▼
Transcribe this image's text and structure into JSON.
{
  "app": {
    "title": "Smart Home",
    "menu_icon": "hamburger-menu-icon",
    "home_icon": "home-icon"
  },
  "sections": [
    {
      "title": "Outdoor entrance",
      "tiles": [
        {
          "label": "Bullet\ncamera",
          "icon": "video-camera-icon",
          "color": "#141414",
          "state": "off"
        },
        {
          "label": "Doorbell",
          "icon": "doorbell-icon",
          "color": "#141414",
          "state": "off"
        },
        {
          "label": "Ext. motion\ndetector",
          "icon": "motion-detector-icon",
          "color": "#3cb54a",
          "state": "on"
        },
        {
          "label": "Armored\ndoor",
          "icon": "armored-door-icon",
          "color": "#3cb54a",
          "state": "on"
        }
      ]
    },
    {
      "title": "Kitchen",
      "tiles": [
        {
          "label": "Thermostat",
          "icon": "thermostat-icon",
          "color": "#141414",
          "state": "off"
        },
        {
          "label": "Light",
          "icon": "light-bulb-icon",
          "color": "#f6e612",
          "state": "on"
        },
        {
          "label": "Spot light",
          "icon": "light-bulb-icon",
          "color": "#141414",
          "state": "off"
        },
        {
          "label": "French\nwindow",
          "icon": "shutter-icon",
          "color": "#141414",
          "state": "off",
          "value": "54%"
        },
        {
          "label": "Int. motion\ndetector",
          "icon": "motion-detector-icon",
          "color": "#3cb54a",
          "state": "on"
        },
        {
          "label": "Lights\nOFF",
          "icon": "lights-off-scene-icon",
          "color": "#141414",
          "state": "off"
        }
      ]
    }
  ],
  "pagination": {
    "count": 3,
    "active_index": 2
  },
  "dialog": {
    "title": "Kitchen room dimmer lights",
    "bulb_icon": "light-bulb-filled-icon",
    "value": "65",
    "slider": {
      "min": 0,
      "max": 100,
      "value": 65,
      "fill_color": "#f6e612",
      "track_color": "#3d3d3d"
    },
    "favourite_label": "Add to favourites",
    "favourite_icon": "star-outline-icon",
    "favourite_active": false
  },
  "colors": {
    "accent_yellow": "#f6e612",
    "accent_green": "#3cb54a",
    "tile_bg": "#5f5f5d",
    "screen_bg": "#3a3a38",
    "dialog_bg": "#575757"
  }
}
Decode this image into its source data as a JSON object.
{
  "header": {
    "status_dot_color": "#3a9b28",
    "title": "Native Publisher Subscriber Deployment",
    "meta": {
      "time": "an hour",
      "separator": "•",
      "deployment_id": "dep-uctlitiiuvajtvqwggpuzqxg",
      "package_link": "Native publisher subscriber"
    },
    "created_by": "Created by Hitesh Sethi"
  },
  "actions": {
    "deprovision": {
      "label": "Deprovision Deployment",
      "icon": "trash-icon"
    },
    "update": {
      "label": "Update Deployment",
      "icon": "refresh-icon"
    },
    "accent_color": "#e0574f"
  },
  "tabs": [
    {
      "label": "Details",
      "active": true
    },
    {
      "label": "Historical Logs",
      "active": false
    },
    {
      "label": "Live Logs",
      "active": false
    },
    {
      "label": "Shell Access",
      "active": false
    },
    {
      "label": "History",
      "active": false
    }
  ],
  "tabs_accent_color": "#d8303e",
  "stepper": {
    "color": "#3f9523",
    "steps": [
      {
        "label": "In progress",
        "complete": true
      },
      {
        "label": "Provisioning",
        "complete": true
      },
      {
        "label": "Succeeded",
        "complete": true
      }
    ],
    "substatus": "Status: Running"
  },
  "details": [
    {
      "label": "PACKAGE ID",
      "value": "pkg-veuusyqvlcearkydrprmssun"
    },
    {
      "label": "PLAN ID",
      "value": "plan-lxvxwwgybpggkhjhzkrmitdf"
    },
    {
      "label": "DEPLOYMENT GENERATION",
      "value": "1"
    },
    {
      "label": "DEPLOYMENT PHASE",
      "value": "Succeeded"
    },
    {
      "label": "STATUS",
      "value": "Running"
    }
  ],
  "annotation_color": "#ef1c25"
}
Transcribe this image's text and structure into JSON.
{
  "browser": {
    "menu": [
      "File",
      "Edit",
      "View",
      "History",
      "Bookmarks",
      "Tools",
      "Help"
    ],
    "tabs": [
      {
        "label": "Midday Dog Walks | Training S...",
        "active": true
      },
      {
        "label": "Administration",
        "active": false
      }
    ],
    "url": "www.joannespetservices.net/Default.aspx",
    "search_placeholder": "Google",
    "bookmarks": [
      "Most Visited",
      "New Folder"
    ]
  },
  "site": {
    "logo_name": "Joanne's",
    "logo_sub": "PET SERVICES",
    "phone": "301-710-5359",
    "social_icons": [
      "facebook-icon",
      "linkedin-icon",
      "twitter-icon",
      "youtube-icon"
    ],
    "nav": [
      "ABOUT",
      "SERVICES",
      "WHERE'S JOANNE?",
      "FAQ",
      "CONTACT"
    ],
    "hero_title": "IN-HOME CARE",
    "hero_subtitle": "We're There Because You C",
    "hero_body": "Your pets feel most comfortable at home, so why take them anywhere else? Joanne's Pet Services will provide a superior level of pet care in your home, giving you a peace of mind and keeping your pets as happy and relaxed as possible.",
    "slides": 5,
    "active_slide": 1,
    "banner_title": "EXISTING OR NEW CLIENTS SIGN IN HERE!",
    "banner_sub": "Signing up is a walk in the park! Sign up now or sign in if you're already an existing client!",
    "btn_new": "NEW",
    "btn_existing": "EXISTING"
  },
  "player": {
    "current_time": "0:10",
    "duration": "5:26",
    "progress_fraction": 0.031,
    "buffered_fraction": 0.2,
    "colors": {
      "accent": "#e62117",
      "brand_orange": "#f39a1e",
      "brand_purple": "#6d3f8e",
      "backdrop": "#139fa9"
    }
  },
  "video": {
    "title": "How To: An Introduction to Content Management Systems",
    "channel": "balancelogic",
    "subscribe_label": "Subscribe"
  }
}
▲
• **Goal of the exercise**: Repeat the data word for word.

• **Response box**:
Transcribe this image's text and structure into JSON.
{
  "app": {
    "title": "Smart Home",
    "menu_icon": "hamburger-menu-icon",
    "home_icon": "home-icon"
  },
  "sections": [
    {
      "title": "Outdoor entrance",
      "tiles": [
        {
          "label": "Bullet\ncamera",
          "icon": "video-camera-icon",
          "color": "#141414",
          "state": "off"
        },
        {
          "label": "Doorbell",
          "icon": "doorbell-icon",
          "color": "#141414",
          "state": "off"
        },
        {
          "label": "Ext. motion\ndetector",
          "icon": "motion-detector-icon",
          "color": "#3cb54a",
          "state": "on"
        },
        {
          "label": "Armored\ndoor",
          "icon": "armored-door-icon",
          "color": "#3cb54a",
          "state": "on"
        }
      ]
    },
    {
      "title": "Kitchen",
      "tiles": [
        {
          "label": "Thermostat",
          "icon": "thermostat-icon",
          "color": "#141414",
          "state": "off"
        },
        {
          "label": "Light",
          "icon": "light-bulb-icon",
          "color": "#f6e612",
          "state": "on"
        },
        {
          "label": "Spot light",
          "icon": "light-bulb-icon",
          "color": "#141414",
          "state": "off"
        },
        {
          "label": "French\nwindow",
          "icon": "shutter-icon",
          "color": "#141414",
          "state": "off",
          "value": "54%"
        },
        {
          "label": "Int. motion\ndetector",
          "icon": "motion-detector-icon",
          "color": "#3cb54a",
          "state": "on"
        },
        {
          "label": "Lights\nOFF",
          "icon": "lights-off-scene-icon",
          "color": "#141414",
          "state": "off"
        }
      ]
    }
  ],
  "pagination": {
    "count": 3,
    "active_index": 2
  },
  "dialog": {
    "title": "Kitchen room dimmer lights",
    "bulb_icon": "light-bulb-filled-icon",
    "value": "65",
    "slider": {
      "min": 0,
      "max": 100,
      "value": 65,
      "fill_color": "#f6e612",
      "track_color": "#3d3d3d"
    },
    "favourite_label": "Add to favourites",
    "favourite_icon": "star-outline-icon",
    "favourite_active": false
  },
  "colors": {
    "accent_yellow": "#f6e612",
    "accent_green": "#3cb54a",
    "tile_bg": "#5f5f5d",
    "screen_bg": "#3a3a38",
    "dialog_bg": "#575757"
  }
}
Decode this image into its source data as a JSON object.
{
  "header": {
    "status_dot_color": "#3a9b28",
    "title": "Native Publisher Subscriber Deployment",
    "meta": {
      "time": "an hour",
      "separator": "•",
      "deployment_id": "dep-uctlitiiuvajtvqwggpuzqxg",
      "package_link": "Native publisher subscriber"
    },
    "created_by": "Created by Hitesh Sethi"
  },
  "actions": {
    "deprovision": {
      "label": "Deprovision Deployment",
      "icon": "trash-icon"
    },
    "update": {
      "label": "Update Deployment",
      "icon": "refresh-icon"
    },
    "accent_color": "#e0574f"
  },
  "tabs": [
    {
      "label": "Details",
      "active": true
    },
    {
      "label": "Historical Logs",
      "active": false
    },
    {
      "label": "Live Logs",
      "active": false
    },
    {
      "label": "Shell Access",
      "active": false
    },
    {
      "label": "History",
      "active": false
    }
  ],
  "tabs_accent_color": "#d8303e",
  "stepper": {
    "color": "#3f9523",
    "steps": [
      {
        "label": "In progress",
        "complete": true
      },
      {
        "label": "Provisioning",
        "complete": true
      },
      {
        "label": "Succeeded",
        "complete": true
      }
    ],
    "substatus": "Status: Running"
  },
  "details": [
    {
      "label": "PACKAGE ID",
      "value": "pkg-veuusyqvlcearkydrprmssun"
    },
    {
      "label": "PLAN ID",
      "value": "plan-lxvxwwgybpggkhjhzkrmitdf"
    },
    {
      "label": "DEPLOYMENT GENERATION",
      "value": "1"
    },
    {
      "label": "DEPLOYMENT PHASE",
      "value": "Succeeded"
    },
    {
      "label": "STATUS",
      "value": "Running"
    }
  ],
  "annotation_color": "#ef1c25"
}
Transcribe this image's text and structure into JSON.
{
  "browser": {
    "menu": [
      "File",
      "Edit",
      "View",
      "History",
      "Bookmarks",
      "Tools",
      "Help"
    ],
    "tabs": [
      {
        "label": "Midday Dog Walks | Training S...",
        "active": true
      },
      {
        "label": "Administration",
        "active": false
      }
    ],
    "url": "www.joannespetservices.net/Default.aspx",
    "search_placeholder": "Google",
    "bookmarks": [
      "Most Visited",
      "New Folder"
    ]
  },
  "site": {
    "logo_name": "Joanne's",
    "logo_sub": "PET SERVICES",
    "phone": "301-710-5359",
    "social_icons": [
      "facebook-icon",
      "linkedin-icon",
      "twitter-icon",
      "youtube-icon"
    ],
    "nav": [
      "ABOUT",
      "SERVICES",
      "WHERE'S JOANNE?",
      "FAQ",
      "CONTACT"
    ],
    "hero_title": "IN-HOME CARE",
    "hero_subtitle": "We're There Because You C",
    "hero_body": "Your pets feel most comfortable at home, so why take them anywhere else? Joanne's Pet Services will provide a superior level of pet care in your home, giving you a peace of mind and keeping your pets as happy and relaxed as possible.",
    "slides": 5,
    "active_slide": 1,
    "banner_title": "EXISTING OR NEW CLIENTS SIGN IN HERE!",
    "banner_sub": "Signing up is a walk in the park! Sign up now or sign in if you're already an existing client!",
    "btn_new": "NEW",
    "btn_existing": "EXISTING"
  },
  "player": {
    "current_time": "0:10",
    "duration": "5:26",
    "progress_fraction": 0.031,
    "buffered_fraction": 0.2,
    "colors": {
      "accent": "#e62117",
      "brand_orange": "#f39a1e",
      "brand_purple": "#6d3f8e",
      "backdrop": "#139fa9"
    }
  },
  "video": {
    "title": "How To: An Introduction to Content Management Systems",
    "channel": "balancelogic",
    "subscribe_label": "Subscribe"
  }
}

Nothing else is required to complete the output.